■ Entries shown ■
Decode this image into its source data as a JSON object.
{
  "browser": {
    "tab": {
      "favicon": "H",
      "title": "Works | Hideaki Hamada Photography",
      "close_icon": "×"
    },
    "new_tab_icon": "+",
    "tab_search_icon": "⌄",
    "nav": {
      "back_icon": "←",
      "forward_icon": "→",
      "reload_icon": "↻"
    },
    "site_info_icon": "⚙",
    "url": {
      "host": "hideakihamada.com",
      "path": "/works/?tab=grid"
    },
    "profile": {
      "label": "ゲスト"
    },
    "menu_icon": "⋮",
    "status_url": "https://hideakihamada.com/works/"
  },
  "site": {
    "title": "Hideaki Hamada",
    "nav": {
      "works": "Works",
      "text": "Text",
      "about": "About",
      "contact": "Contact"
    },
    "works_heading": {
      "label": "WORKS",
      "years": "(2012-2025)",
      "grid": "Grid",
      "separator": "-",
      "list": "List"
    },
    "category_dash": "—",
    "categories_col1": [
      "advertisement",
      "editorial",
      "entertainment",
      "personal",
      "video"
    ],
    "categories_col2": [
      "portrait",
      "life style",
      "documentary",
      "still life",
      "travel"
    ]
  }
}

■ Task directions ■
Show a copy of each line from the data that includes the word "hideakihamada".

■ Output ■
      "host": "hideakihamada.com",
    "status_url": "https://hideakihamada.com/works/"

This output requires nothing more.